Despite the fact that reverse mortgage loans for seniors are becoming more popular among homeowners, as they can offer capital to homeowners later in life, there is concern over the risk that is involved with these types of home loans. While many reverse mortgage servicers often attract homeowners by simply mentioning this type of home loan doesn’t require a homeowner to make repayments, the complexities of the reverse mortgage can be more problematic down the road if certain situations arise in the life of a homeowner.

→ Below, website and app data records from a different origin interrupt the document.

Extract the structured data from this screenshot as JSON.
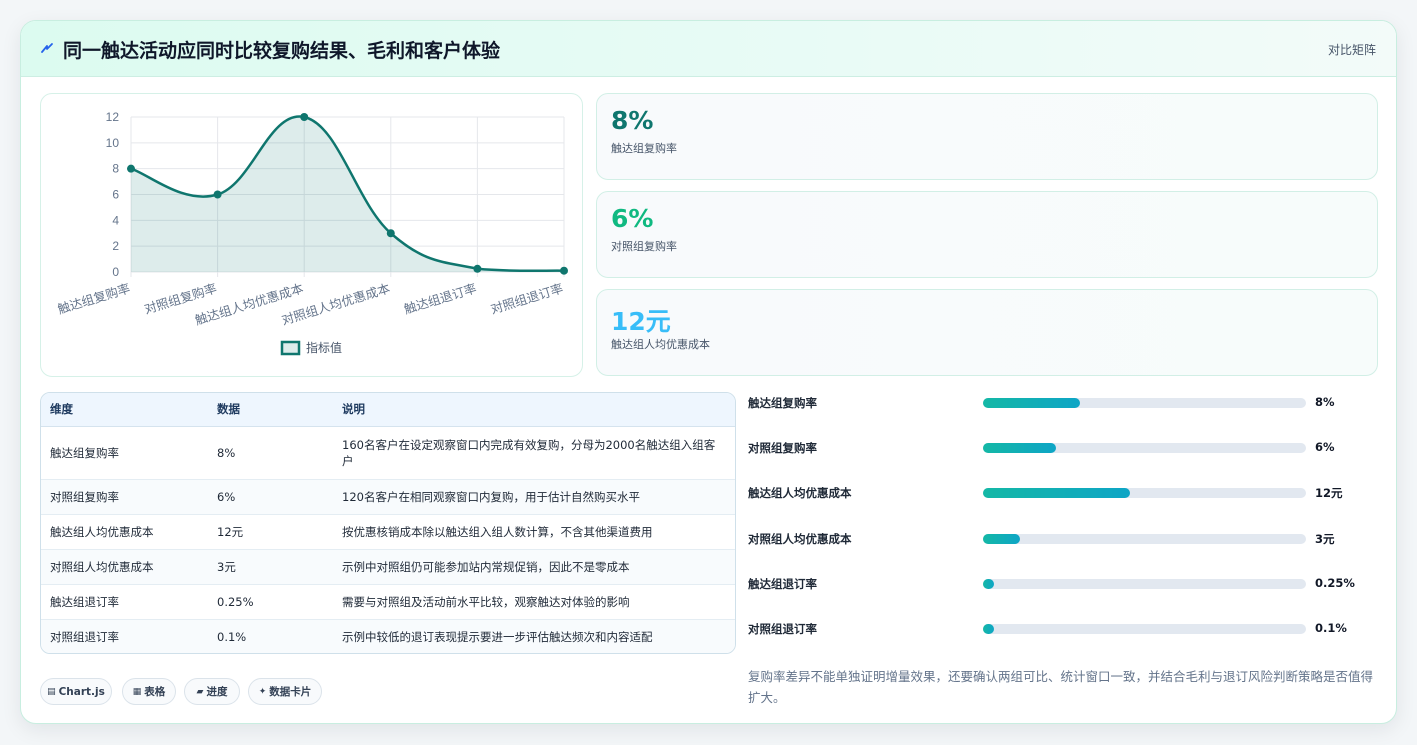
{
  "header": {
    "title": "同一触达活动应同时比较复购结果、毛利和客户体验",
    "link": "对比矩阵",
    "icon": "lightning-icon"
  },
  "chart_data": {
    "type": "line",
    "categories": [
      "触达组复购率",
      "对照组复购率",
      "触达组人均优惠成本",
      "对照组人均优惠成本",
      "触达组退订率",
      "对照组退订率"
    ],
    "series": [
      {
        "name": "指标值",
        "values": [
          8,
          6,
          12,
          3,
          0.25,
          0.1
        ]
      }
    ],
    "ylim": [
      0,
      12
    ],
    "yticks": [
      "0",
      "2",
      "4",
      "6",
      "8",
      "10",
      "12"
    ],
    "grid": true,
    "legend": "bottom",
    "color": "#0f766e"
  },
  "kpis": [
    {
      "value": "8%",
      "label": "触达组复购率",
      "color": "#0f766e"
    },
    {
      "value": "6%",
      "label": "对照组复购率",
      "color": "#10b981"
    },
    {
      "value": "12元",
      "label": "触达组人均优惠成本",
      "color": "#38bdf8"
    }
  ],
  "table": {
    "headers": [
      "维度",
      "数据",
      "说明"
    ],
    "rows": [
      [
        "触达组复购率",
        "8%",
        "160名客户在设定观察窗口内完成有效复购，分母为2000名触达组入组客户"
      ],
      [
        "对照组复购率",
        "6%",
        "120名客户在相同观察窗口内复购，用于估计自然购买水平"
      ],
      [
        "触达组人均优惠成本",
        "12元",
        "按优惠核销成本除以触达组入组人数计算，不含其他渠道费用"
      ],
      [
        "对照组人均优惠成本",
        "3元",
        "示例中对照组仍可能参加站内常规促销，因此不是零成本"
      ],
      [
        "触达组退订率",
        "0.25%",
        "需要与对照组及活动前水平比较，观察触达对体验的影响"
      ],
      [
        "对照组退订率",
        "0.1%",
        "示例中较低的退订表现提示要进一步评估触达频次和内容适配"
      ]
    ]
  },
  "progress": [
    {
      "label": "触达组复购率",
      "value": "8%",
      "fraction": 0.3
    },
    {
      "label": "对照组复购率",
      "value": "6%",
      "fraction": 0.225
    },
    {
      "label": "触达组人均优惠成本",
      "value": "12元",
      "fraction": 0.455
    },
    {
      "label": "对照组人均优惠成本",
      "value": "3元",
      "fraction": 0.115
    },
    {
      "label": "触达组退订率",
      "value": "0.25%",
      "fraction": 0.035
    },
    {
      "label": "对照组退订率",
      "value": "0.1%",
      "fraction": 0.035
    }
  ],
  "chips": [
    {
      "icon": "chart-icon",
      "glyph": "▤",
      "label": "Chart.js"
    },
    {
      "icon": "table-icon",
      "glyph": "▦",
      "label": "表格"
    },
    {
      "icon": "progress-icon",
      "glyph": "▰",
      "label": "进度"
    },
    {
      "icon": "sparkle-icon",
      "glyph": "✦",
      "label": "数据卡片"
    }
  ],
  "note": "复购率差异不能单独证明增量效果，还要确认两组可比、统计窗口一致，并结合毛利与退订风险判断策略是否值得扩大。"
}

Obviously, a reverse mortgage has benefited some homeowners due to the fact that they have been able to gain access to capital from equity in their home. Also, this coupled with the fact that homeowners were not required to make repayments on this debt has led many individuals to seek out this type of home loan opportunity, but there are problems which other homeowners have faced and led to trouble related to their home.
Homeowners who qualify for a reverse mortgage are able to access their equity, are not required to make repayments on this loan, in most cases, and a reverse mortgage is typically due after a homeowner passes away and funding from their estate or the sale of the property is used to repay this debt. However, many homeowners fail to realize that a reverse mortgage is a form of debt which will eventually be repaid and if certain conditions are not met a reverse mortgage loan may be required to be repaid by the homeowner.
As an example, homeowners must meet certain conditions before they are not required to repay on the reverse mortgage. Keeping their home as their primary residence, paying property taxes, and making sure that the home is kept in good condition are a few of the guidelines which must be met, but there are also factors like origination fees, closing costs, and interest which are to be considered.
There are many advisers who feel that a reverse mortgage should never be used and, for homeowners in a difficult financial position, selling their home and relocating to a more affordable living arrangement would be more optimal in the many cases. Understandably, homeowners who do not have to make repayments often forget that interest is building as well, which could cause the overall repayment costs to be quite high after a homeowner passes away. While, again, these funds are usually recouped through the sale of the property, this essentially means that a reverse mortgage will remove the possibility of a homeowner leaving a property to their heirs.
While there may be some counseling required for particular reverse mortgage loans, homeowners are still advised to consult a counselor who can explain the intricacies of a reverse mortgage loan, how they may affect the homeowner, and weigh alternative options for meeting the financial needs of a homeowner later in life. It’s true that some reverse mortgages have been greatly helpful to senior homeowners, but they are not for everyone and advisers feel they should not be entered into without proper understanding of what this type of home loan entails.